We make print copies available for our fans at conventions, through select comic shops, and through our online store on Square Marketplace.
DF: So … who IS Erik Farrell and what challenges does he face in OLB?
David Gallaher: Erik Farrell is the lead character of The Only Living Boy. He's 12 and has no idea really who he is or how he got to where he is. He's a blank slate, which gives readers an opportunity to enter this wondrous world without any pre-created cynicism about the world or how it works.
He faces the challenge of not knowing who he is, and without that information it's very difficult for him to decide about the type of person that he is going to become. There are monsters in the story, of course, but they exist to externalize his own internal struggles of growing up in a world that doesn't really want him around.
DF: Erik has met many monsters and mad men. Who is your favorite big-bad?
David Gallaher: All of the monsters are fun to create, but for me … Doctor Once is a sterling example of a big-bad. We don't know his entire agenda, but from we have seen it's pretty deplorable. Baalikar too, for that matter, but really -- for me -- it's all about Doctor Once.
DF: This is an all-ages comic, right? With all this adventure, is it difficult sometimes to stay in those parameters?

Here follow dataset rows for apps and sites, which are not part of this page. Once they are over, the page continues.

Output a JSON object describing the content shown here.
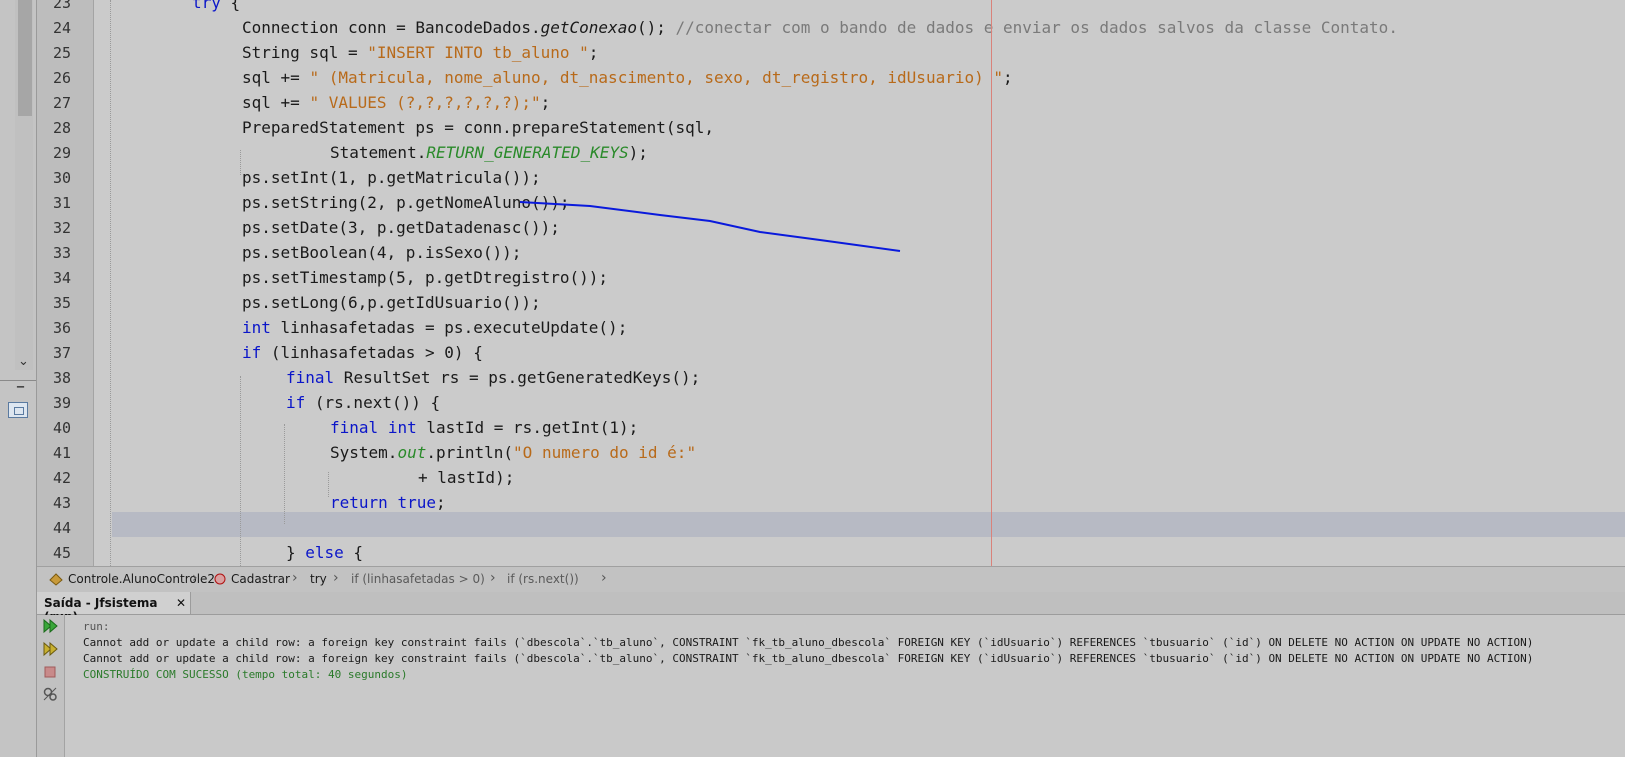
{
  "editor": {
    "lines": [
      {
        "num": "23",
        "indent": 192,
        "tokens": [
          {
            "t": "try",
            "c": "kw"
          },
          {
            "t": " {",
            "c": ""
          }
        ]
      },
      {
        "num": "24",
        "indent": 242,
        "tokens": [
          {
            "t": "Connection conn = BancodeDados.",
            "c": ""
          },
          {
            "t": "getConexao",
            "c": "it"
          },
          {
            "t": "(); ",
            "c": ""
          },
          {
            "t": "//conectar com o bando de dados e enviar os dados salvos da classe Contato.",
            "c": "cm"
          }
        ]
      },
      {
        "num": "25",
        "indent": 242,
        "tokens": [
          {
            "t": "String sql = ",
            "c": ""
          },
          {
            "t": "\"INSERT INTO tb_aluno \"",
            "c": "str"
          },
          {
            "t": ";",
            "c": ""
          }
        ]
      },
      {
        "num": "26",
        "indent": 242,
        "tokens": [
          {
            "t": "sql += ",
            "c": ""
          },
          {
            "t": "\" (Matricula, nome_aluno, dt_nascimento, sexo, dt_registro, idUsuario) \"",
            "c": "str"
          },
          {
            "t": ";",
            "c": ""
          }
        ]
      },
      {
        "num": "27",
        "indent": 242,
        "tokens": [
          {
            "t": "sql += ",
            "c": ""
          },
          {
            "t": "\" VALUES (?,?,?,?,?,?);\"",
            "c": "str"
          },
          {
            "t": ";",
            "c": ""
          }
        ]
      },
      {
        "num": "28",
        "indent": 242,
        "tokens": [
          {
            "t": "PreparedStatement ps = conn.prepareStatement(sql,",
            "c": ""
          }
        ]
      },
      {
        "num": "29",
        "indent": 330,
        "tokens": [
          {
            "t": "Statement.",
            "c": ""
          },
          {
            "t": "RETURN_GENERATED_KEYS",
            "c": "grn"
          },
          {
            "t": ");",
            "c": ""
          }
        ]
      },
      {
        "num": "30",
        "indent": 242,
        "tokens": [
          {
            "t": "ps.setInt(1, p.getMatricula());",
            "c": ""
          }
        ]
      },
      {
        "num": "31",
        "indent": 242,
        "tokens": [
          {
            "t": "ps.setString(2, p.getNomeAluno());",
            "c": ""
          }
        ]
      },
      {
        "num": "32",
        "indent": 242,
        "tokens": [
          {
            "t": "ps.setDate(3, p.getDatadenasc());",
            "c": ""
          }
        ]
      },
      {
        "num": "33",
        "indent": 242,
        "tokens": [
          {
            "t": "ps.setBoolean(4, p.isSexo());",
            "c": ""
          }
        ]
      },
      {
        "num": "34",
        "indent": 242,
        "tokens": [
          {
            "t": "ps.setTimestamp(5, p.getDtregistro());",
            "c": ""
          }
        ]
      },
      {
        "num": "35",
        "indent": 242,
        "tokens": [
          {
            "t": "ps.setLong(6,p.getIdUsuario());",
            "c": ""
          }
        ]
      },
      {
        "num": "36",
        "indent": 242,
        "tokens": [
          {
            "t": "int",
            "c": "kw"
          },
          {
            "t": " linhasafetadas = ps.executeUpdate();",
            "c": ""
          }
        ]
      },
      {
        "num": "37",
        "indent": 242,
        "tokens": [
          {
            "t": "if",
            "c": "kw"
          },
          {
            "t": " (linhasafetadas > 0) {",
            "c": ""
          }
        ]
      },
      {
        "num": "38",
        "indent": 286,
        "tokens": [
          {
            "t": "final",
            "c": "kw"
          },
          {
            "t": " ResultSet rs = ps.getGeneratedKeys();",
            "c": ""
          }
        ]
      },
      {
        "num": "39",
        "indent": 286,
        "tokens": [
          {
            "t": "if",
            "c": "kw"
          },
          {
            "t": " (rs.next()) {",
            "c": ""
          }
        ]
      },
      {
        "num": "40",
        "indent": 330,
        "tokens": [
          {
            "t": "final",
            "c": "kw"
          },
          {
            "t": " ",
            "c": ""
          },
          {
            "t": "int",
            "c": "kw"
          },
          {
            "t": " lastId = rs.getInt(1);",
            "c": ""
          }
        ]
      },
      {
        "num": "41",
        "indent": 330,
        "tokens": [
          {
            "t": "System.",
            "c": ""
          },
          {
            "t": "out",
            "c": "grn"
          },
          {
            "t": ".println(",
            "c": ""
          },
          {
            "t": "\"O numero do id é:\"",
            "c": "str"
          }
        ]
      },
      {
        "num": "42",
        "indent": 418,
        "tokens": [
          {
            "t": "+ lastId);",
            "c": ""
          }
        ]
      },
      {
        "num": "43",
        "indent": 330,
        "tokens": [
          {
            "t": "return",
            "c": "kw"
          },
          {
            "t": " ",
            "c": ""
          },
          {
            "t": "true",
            "c": "kw"
          },
          {
            "t": ";",
            "c": ""
          }
        ]
      },
      {
        "num": "44",
        "indent": 330,
        "tokens": []
      },
      {
        "num": "45",
        "indent": 286,
        "tokens": [
          {
            "t": "} ",
            "c": ""
          },
          {
            "t": "else",
            "c": "kw"
          },
          {
            "t": " {",
            "c": ""
          }
        ]
      }
    ]
  },
  "breadcrumb": {
    "class": "Controle.AlunoControle2",
    "method": "Cadastrar",
    "try": "try",
    "if1": "if (linhasafetadas > 0)",
    "if2": "if (rs.next())"
  },
  "output": {
    "tab_label": "Saída - Jfsistema (run)",
    "close": "✕",
    "lines": [
      {
        "text": "run:",
        "color": "#555555"
      },
      {
        "text": "Cannot add or update a child row: a foreign key constraint fails (`dbescola`.`tb_aluno`, CONSTRAINT `fk_tb_aluno_dbescola` FOREIGN KEY (`idUsuario`) REFERENCES `tbusuario` (`id`) ON DELETE NO ACTION ON UPDATE NO ACTION)",
        "color": "#1a1a1a"
      },
      {
        "text": "Cannot add or update a child row: a foreign key constraint fails (`dbescola`.`tb_aluno`, CONSTRAINT `fk_tb_aluno_dbescola` FOREIGN KEY (`idUsuario`) REFERENCES `tbusuario` (`id`) ON DELETE NO ACTION ON UPDATE NO ACTION)",
        "color": "#1a1a1a"
      },
      {
        "text": "CONSTRUÍDO COM SUCESSO (tempo total: 40 segundos)",
        "color": "#2a7a2a"
      }
    ]
  },
  "icons": [
    "run-icon",
    "rerun-icon",
    "stop-icon",
    "settings-icon",
    "navigator-icon",
    "chevron-down-icon"
  ],
  "colors": {
    "keyword": "#0b16c9",
    "string": "#b86a1a",
    "comment": "#7a7a7a",
    "constant": "#2a8a2a",
    "annotation": "#0a1adc"
  }
}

David Gallaher: As creators, we feel that this is a “Young Adult” adventure. Suitable for readers age 8+. We're keeping it in the spirit of classic young adult literature – like Bridge to Terabithia, The Fault In Our Stars, A Wrinkle In Time, and Jungle Book. I don't find it difficult or confining at all – mostly just liberating. I like to think we're doing something right; this year, we were nominated for a Harvey Award for Best Comic for Younger Readers. That's a flattering feeling.
DF: What does the future hold for The Only Living Boy, and what new is coming from writer David Gallaher?
David Gallaher: Well, Only Living Boy serializes every Monday, Wednesday and Friday at olbcomic.com. Deadlands: Dead Man’s Hand hits comic shops in March from IDW. And … there's some stuff coming out from me in April and May that I can't talk about right now, but it'll be fun.
Dynamic Forces would like to thank David Gallaher for taking time out of his busy schedule to answer our questions.
NEW! 1. 11/25/2020 - STEVE SKROCE
2. 11/23/2020 - CHUCK BROWN
3. 11/19/2020 - DAVE BAKER
4. 11/16/2020 - RYAN O'SULLIVAN
5. 11/16/2020 - RYAN O'SULLIVAN